◆ Exercise description
The records below hold pictures; please leave those out and retype the rest exactly.

((

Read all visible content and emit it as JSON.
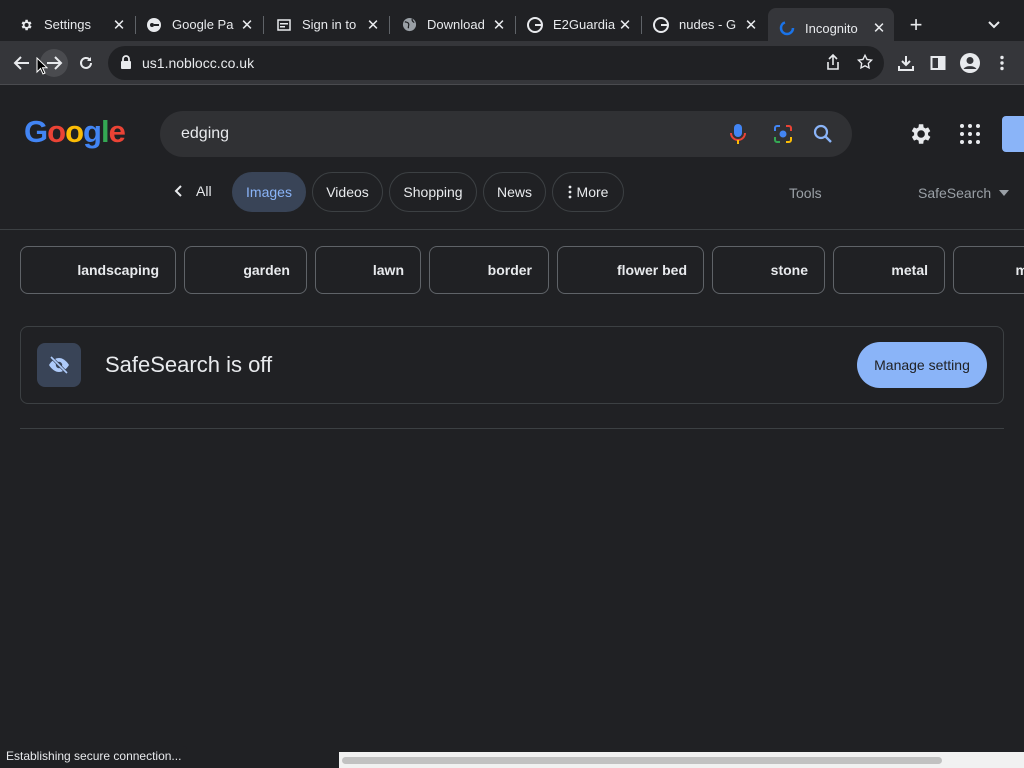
{
  "browser": {
    "tabs": [
      {
        "title": "Settings",
        "icon": "gear-icon"
      },
      {
        "title": "Google Pa",
        "icon": "key-icon"
      },
      {
        "title": "Sign in to",
        "icon": "site-icon"
      },
      {
        "title": "Download",
        "icon": "globe-icon"
      },
      {
        "title": "E2Guardia",
        "icon": "google-icon"
      },
      {
        "title": "nudes - G",
        "icon": "google-icon"
      },
      {
        "title": "Incognito",
        "icon": "loading-icon"
      }
    ],
    "url": "us1.noblocc.co.uk"
  },
  "search": {
    "query": "edging",
    "logo_letters": [
      "G",
      "o",
      "o",
      "g",
      "l",
      "e"
    ],
    "logo_colors": [
      "#4285f4",
      "#ea4335",
      "#fbbc05",
      "#4285f4",
      "#34a853",
      "#ea4335"
    ]
  },
  "nav": {
    "all_label": "All",
    "tabs": [
      "Images",
      "Videos",
      "Shopping",
      "News",
      "More"
    ],
    "tools_label": "Tools",
    "safesearch_label": "SafeSearch"
  },
  "refinements": [
    "landscaping",
    "garden",
    "lawn",
    "border",
    "flower bed",
    "stone",
    "metal",
    "m"
  ],
  "safesearch_card": {
    "message": "SafeSearch is off",
    "button_label": "Manage setting"
  },
  "status_text": "Establishing secure connection...",
  "colors": {
    "accent": "#8ab4f8",
    "background": "#202124",
    "toolbar": "#35363a"
  }
}
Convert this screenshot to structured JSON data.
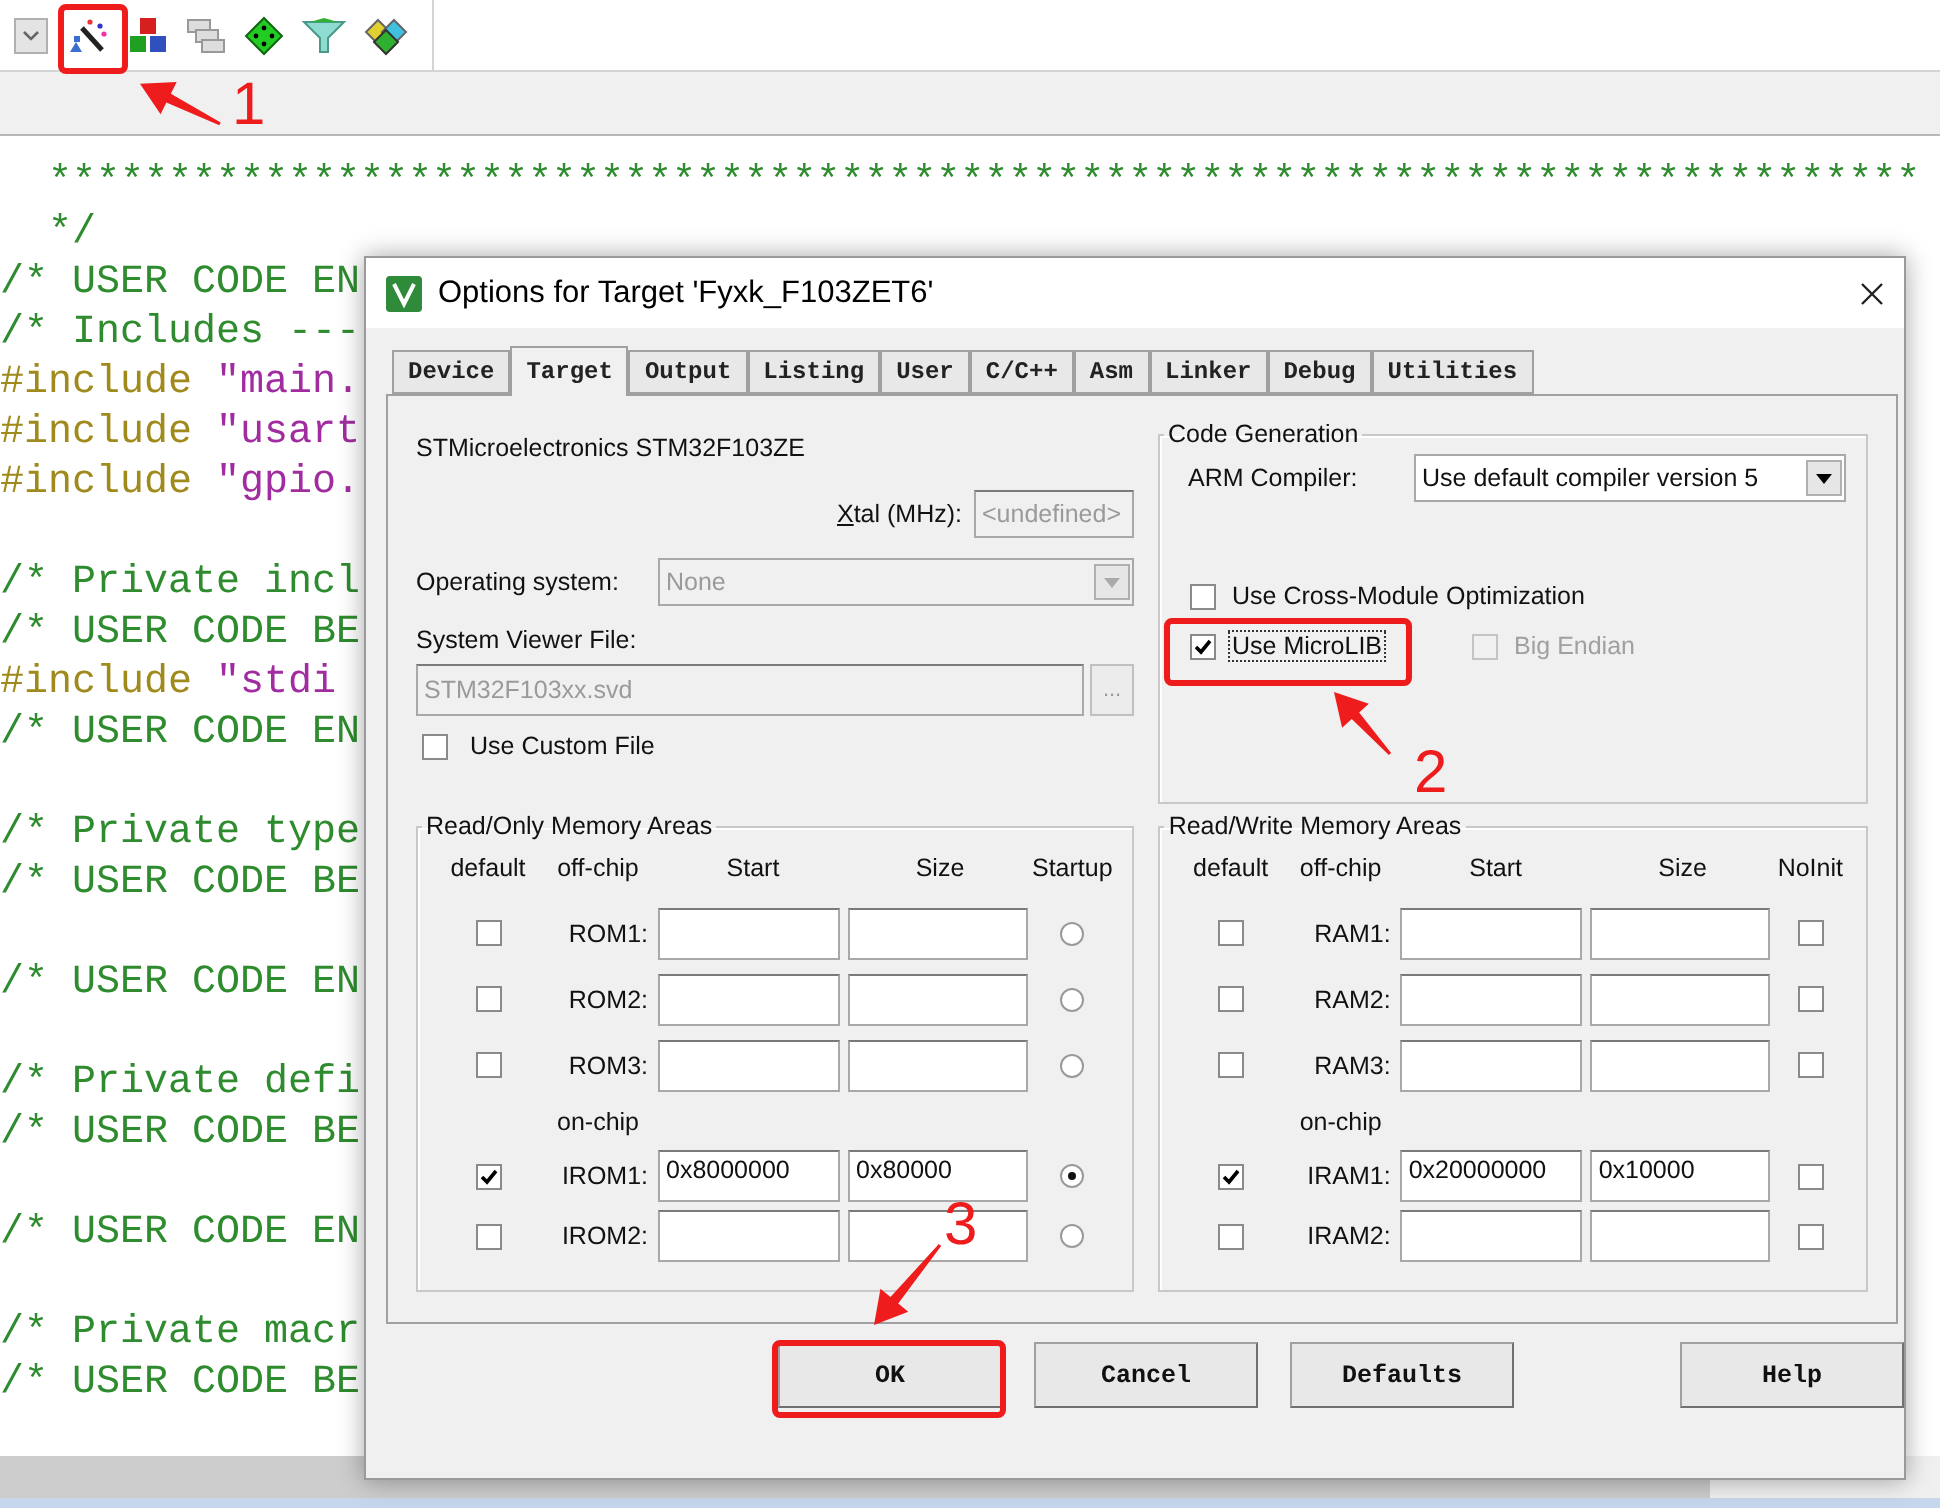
{
  "editor": {
    "lines": [
      {
        "kind": "comment",
        "text": "  ******************************************************************************"
      },
      {
        "kind": "comment",
        "text": "  */"
      },
      {
        "kind": "comment",
        "text": "/* USER CODE EN"
      },
      {
        "kind": "comment",
        "text": "/* Includes ---"
      },
      {
        "kind": "include",
        "directive": "#include ",
        "string": "\"main."
      },
      {
        "kind": "include",
        "directive": "#include ",
        "string": "\"usart"
      },
      {
        "kind": "include",
        "directive": "#include ",
        "string": "\"gpio."
      },
      {
        "kind": "blank"
      },
      {
        "kind": "comment",
        "text": "/* Private incl"
      },
      {
        "kind": "comment",
        "text": "/* USER CODE BE"
      },
      {
        "kind": "include",
        "directive": "#include ",
        "string": "\"stdi"
      },
      {
        "kind": "comment",
        "text": "/* USER CODE EN"
      },
      {
        "kind": "blank"
      },
      {
        "kind": "comment",
        "text": "/* Private type"
      },
      {
        "kind": "comment",
        "text": "/* USER CODE BE"
      },
      {
        "kind": "blank"
      },
      {
        "kind": "comment",
        "text": "/* USER CODE EN"
      },
      {
        "kind": "blank"
      },
      {
        "kind": "comment",
        "text": "/* Private defi"
      },
      {
        "kind": "comment",
        "text": "/* USER CODE BE"
      },
      {
        "kind": "blank"
      },
      {
        "kind": "comment",
        "text": "/* USER CODE EN"
      },
      {
        "kind": "blank"
      },
      {
        "kind": "comment",
        "text": "/* Private macr"
      },
      {
        "kind": "comment",
        "text": "/* USER CODE BE"
      }
    ]
  },
  "dialog": {
    "title": "Options for Target 'Fyxk_F103ZET6'",
    "tabs": [
      {
        "label": "Device",
        "selected": false
      },
      {
        "label": "Target",
        "selected": true
      },
      {
        "label": "Output",
        "selected": false
      },
      {
        "label": "Listing",
        "selected": false
      },
      {
        "label": "User",
        "selected": false
      },
      {
        "label": "C/C++",
        "selected": false
      },
      {
        "label": "Asm",
        "selected": false
      },
      {
        "label": "Linker",
        "selected": false
      },
      {
        "label": "Debug",
        "selected": false
      },
      {
        "label": "Utilities",
        "selected": false
      }
    ],
    "device": "STMicroelectronics STM32F103ZE",
    "xtal": {
      "label": "Xtal (MHz):",
      "value": "<undefined>"
    },
    "operating_system": {
      "label": "Operating system:",
      "value": "None",
      "disabled": true
    },
    "system_viewer_file": {
      "label": "System Viewer File:",
      "value": "STM32F103xx.svd",
      "disabled": true,
      "browse": "..."
    },
    "custom_file": {
      "label": "Use Custom File",
      "checked": false
    },
    "code_generation": {
      "legend": "Code Generation",
      "compiler_label": "ARM Compiler:",
      "compiler": "Use default compiler version 5",
      "options": [
        {
          "label": "Use Cross-Module Optimization",
          "checked": false,
          "disabled": false,
          "focused": false
        },
        {
          "label": "Use MicroLIB",
          "checked": true,
          "disabled": false,
          "focused": true
        },
        {
          "label": "Big Endian",
          "checked": false,
          "disabled": true,
          "focused": false
        }
      ]
    },
    "memory_groups": [
      {
        "kind": "rom",
        "legend": "Read/Only Memory Areas",
        "headers": [
          "default",
          "off-chip",
          "Start",
          "Size",
          "Startup"
        ],
        "on_chip_label": "on-chip",
        "off_chip_rows": [
          {
            "label": "ROM1:",
            "default": false,
            "startup": false
          },
          {
            "label": "ROM2:",
            "default": false,
            "startup": false
          },
          {
            "label": "ROM3:",
            "default": false,
            "startup": false
          }
        ],
        "on_chip_rows": [
          {
            "label": "IROM1:",
            "default": true,
            "start": "0x8000000",
            "size": "0x80000",
            "startup": true
          },
          {
            "label": "IROM2:",
            "default": false,
            "startup": false
          }
        ]
      },
      {
        "kind": "ram",
        "legend": "Read/Write Memory Areas",
        "headers": [
          "default",
          "off-chip",
          "Start",
          "Size",
          "NoInit"
        ],
        "on_chip_label": "on-chip",
        "off_chip_rows": [
          {
            "label": "RAM1:",
            "default": false,
            "no_init": false
          },
          {
            "label": "RAM2:",
            "default": false,
            "no_init": false
          },
          {
            "label": "RAM3:",
            "default": false,
            "no_init": false
          }
        ],
        "on_chip_rows": [
          {
            "label": "IRAM1:",
            "default": true,
            "start": "0x20000000",
            "size": "0x10000",
            "no_init": false
          },
          {
            "label": "IRAM2:",
            "default": false,
            "no_init": false
          }
        ]
      }
    ],
    "buttons": [
      {
        "label": "OK"
      },
      {
        "label": "Cancel"
      },
      {
        "label": "Defaults"
      },
      {
        "label": "Help"
      }
    ]
  },
  "annotations": [
    {
      "number": "1"
    },
    {
      "number": "2"
    },
    {
      "number": "3"
    }
  ]
}
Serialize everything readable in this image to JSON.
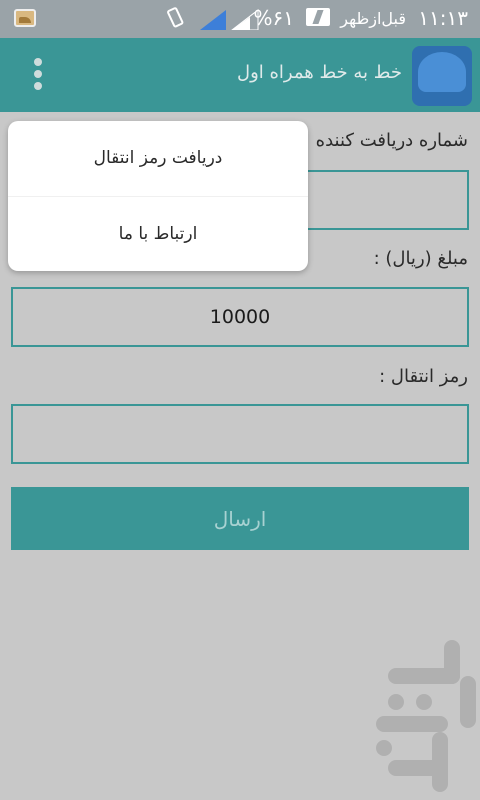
{
  "status_bar": {
    "time": "۱۱:۱۳",
    "ampm": "قبل‌ازظهر",
    "battery_percent": "%۶۱",
    "icons": [
      "gallery-notification-icon",
      "vibrate-icon",
      "signal-icon",
      "battery-charging-icon"
    ]
  },
  "app_bar": {
    "title": "خط به خط همراه اول",
    "logo_icon": "app-logo-icon",
    "menu_icon": "overflow-menu-icon"
  },
  "form": {
    "receiver_label": "شماره دریافت کننده :",
    "receiver_value": "",
    "amount_label": "مبلغ (ریال) :",
    "amount_value": "10000",
    "pin_label": "رمز انتقال :",
    "pin_value": "",
    "send_label": "ارسال"
  },
  "popup_menu": {
    "items": [
      {
        "label": "دریافت رمز انتقال"
      },
      {
        "label": "ارتباط با ما"
      }
    ]
  },
  "colors": {
    "primary": "#3a9696",
    "background": "#c8c8c8",
    "status_bar": "#9aa3a8"
  }
}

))

◆ Response area
Read all visible content and emit it as JSON.
{
  "browser": {
    "tabs": [
      {
        "title": "Settings",
        "icon": "gear-icon"
      },
      {
        "title": "Google Pa",
        "icon": "key-icon"
      },
      {
        "title": "Sign in to",
        "icon": "site-icon"
      },
      {
        "title": "Download",
        "icon": "globe-icon"
      },
      {
        "title": "E2Guardia",
        "icon": "google-icon"
      },
      {
        "title": "nudes - G",
        "icon": "google-icon"
      },
      {
        "title": "Incognito",
        "icon": "loading-icon"
      }
    ],
    "url": "us1.noblocc.co.uk"
  },
  "search": {
    "query": "edging",
    "logo_letters": [
      "G",
      "o",
      "o",
      "g",
      "l",
      "e"
    ],
    "logo_colors": [
      "#4285f4",
      "#ea4335",
      "#fbbc05",
      "#4285f4",
      "#34a853",
      "#ea4335"
    ]
  },
  "nav": {
    "all_label": "All",
    "tabs": [
      "Images",
      "Videos",
      "Shopping",
      "News",
      "More"
    ],
    "tools_label": "Tools",
    "safesearch_label": "SafeSearch"
  },
  "refinements": [
    "landscaping",
    "garden",
    "lawn",
    "border",
    "flower bed",
    "stone",
    "metal",
    "m"
  ],
  "safesearch_card": {
    "message": "SafeSearch is off",
    "button_label": "Manage setting"
  },
  "status_text": "Establishing secure connection...",
  "colors": {
    "accent": "#8ab4f8",
    "background": "#202124",
    "toolbar": "#35363a"
  }
}
Convert this screenshot to structured JSON data.
{
  "editor": {
    "lines": [
      {
        "kind": "comment",
        "text": "  ******************************************************************************"
      },
      {
        "kind": "comment",
        "text": "  */"
      },
      {
        "kind": "comment",
        "text": "/* USER CODE EN"
      },
      {
        "kind": "comment",
        "text": "/* Includes ---"
      },
      {
        "kind": "include",
        "directive": "#include ",
        "string": "\"main."
      },
      {
        "kind": "include",
        "directive": "#include ",
        "string": "\"usart"
      },
      {
        "kind": "include",
        "directive": "#include ",
        "string": "\"gpio."
      },
      {
        "kind": "blank"
      },
      {
        "kind": "comment",
        "text": "/* Private incl"
      },
      {
        "kind": "comment",
        "text": "/* USER CODE BE"
      },
      {
        "kind": "include",
        "directive": "#include ",
        "string": "\"stdi"
      },
      {
        "kind": "comment",
        "text": "/* USER CODE EN"
      },
      {
        "kind": "blank"
      },
      {
        "kind": "comment",
        "text": "/* Private type"
      },
      {
        "kind": "comment",
        "text": "/* USER CODE BE"
      },
      {
        "kind": "blank"
      },
      {
        "kind": "comment",
        "text": "/* USER CODE EN"
      },
      {
        "kind": "blank"
      },
      {
        "kind": "comment",
        "text": "/* Private defi"
      },
      {
        "kind": "comment",
        "text": "/* USER CODE BE"
      },
      {
        "kind": "blank"
      },
      {
        "kind": "comment",
        "text": "/* USER CODE EN"
      },
      {
        "kind": "blank"
      },
      {
        "kind": "comment",
        "text": "/* Private macr"
      },
      {
        "kind": "comment",
        "text": "/* USER CODE BE"
      }
    ]
  },
  "dialog": {
    "title": "Options for Target 'Fyxk_F103ZET6'",
    "tabs": [
      {
        "label": "Device",
        "selected": false
      },
      {
        "label": "Target",
        "selected": true
      },
      {
        "label": "Output",
        "selected": false
      },
      {
        "label": "Listing",
        "selected": false
      },
      {
        "label": "User",
        "selected": false
      },
      {
        "label": "C/C++",
        "selected": false
      },
      {
        "label": "Asm",
        "selected": false
      },
      {
        "label": "Linker",
        "selected": false
      },
      {
        "label": "Debug",
        "selected": false
      },
      {
        "label": "Utilities",
        "selected": false
      }
    ],
    "device": "STMicroelectronics STM32F103ZE",
    "xtal": {
      "label": "Xtal (MHz):",
      "value": "<undefined>"
    },
    "operating_system": {
      "label": "Operating system:",
      "value": "None",
      "disabled": true
    },
    "system_viewer_file": {
      "label": "System Viewer File:",
      "value": "STM32F103xx.svd",
      "disabled": true,
      "browse": "..."
    },
    "custom_file": {
      "label": "Use Custom File",
      "checked": false
    },
    "code_generation": {
      "legend": "Code Generation",
      "compiler_label": "ARM Compiler:",
      "compiler": "Use default compiler version 5",
      "options": [
        {
          "label": "Use Cross-Module Optimization",
          "checked": false,
          "disabled": false,
          "focused": false
        },
        {
          "label": "Use MicroLIB",
          "checked": true,
          "disabled": false,
          "focused": true
        },
        {
          "label": "Big Endian",
          "checked": false,
          "disabled": true,
          "focused": false
        }
      ]
    },
    "memory_groups": [
      {
        "kind": "rom",
        "legend": "Read/Only Memory Areas",
        "headers": [
          "default",
          "off-chip",
          "Start",
          "Size",
          "Startup"
        ],
        "on_chip_label": "on-chip",
        "off_chip_rows": [
          {
            "label": "ROM1:",
            "default": false,
            "startup": false
          },
          {
            "label": "ROM2:",
            "default": false,
            "startup": false
          },
          {
            "label": "ROM3:",
            "default": false,
            "startup": false
          }
        ],
        "on_chip_rows": [
          {
            "label": "IROM1:",
            "default": true,
            "start": "0x8000000",
            "size": "0x80000",
            "startup": true
          },
          {
            "label": "IROM2:",
            "default": false,
            "startup": false
          }
        ]
      },
      {
        "kind": "ram",
        "legend": "Read/Write Memory Areas",
        "headers": [
          "default",
          "off-chip",
          "Start",
          "Size",
          "NoInit"
        ],
        "on_chip_label": "on-chip",
        "off_chip_rows": [
          {
            "label": "RAM1:",
            "default": false,
            "no_init": false
          },
          {
            "label": "RAM2:",
            "default": false,
            "no_init": false
          },
          {
            "label": "RAM3:",
            "default": false,
            "no_init": false
          }
        ],
        "on_chip_rows": [
          {
            "label": "IRAM1:",
            "default": true,
            "start": "0x20000000",
            "size": "0x10000",
            "no_init": false
          },
          {
            "label": "IRAM2:",
            "default": false,
            "no_init": false
          }
        ]
      }
    ],
    "buttons": [
      {
        "label": "OK"
      },
      {
        "label": "Cancel"
      },
      {
        "label": "Defaults"
      },
      {
        "label": "Help"
      }
    ]
  },
  "annotations": [
    {
      "number": "1"
    },
    {
      "number": "2"
    },
    {
      "number": "3"
    }
  ]
}
Serialize everything readable in this image to JSON.
{
  "status_bar": {
    "time": "۱۱:۱۳",
    "ampm": "قبل‌ازظهر",
    "battery_percent": "%۶۱",
    "icons": [
      "gallery-notification-icon",
      "vibrate-icon",
      "signal-icon",
      "battery-charging-icon"
    ]
  },
  "app_bar": {
    "title": "خط به خط همراه اول",
    "logo_icon": "app-logo-icon",
    "menu_icon": "overflow-menu-icon"
  },
  "form": {
    "receiver_label": "شماره دریافت کننده :",
    "receiver_value": "",
    "amount_label": "مبلغ (ریال) :",
    "amount_value": "10000",
    "pin_label": "رمز انتقال :",
    "pin_value": "",
    "send_label": "ارسال"
  },
  "popup_menu": {
    "items": [
      {
        "label": "دریافت رمز انتقال"
      },
      {
        "label": "ارتباط با ما"
      }
    ]
  },
  "colors": {
    "primary": "#3a9696",
    "background": "#c8c8c8",
    "status_bar": "#9aa3a8"
  }
}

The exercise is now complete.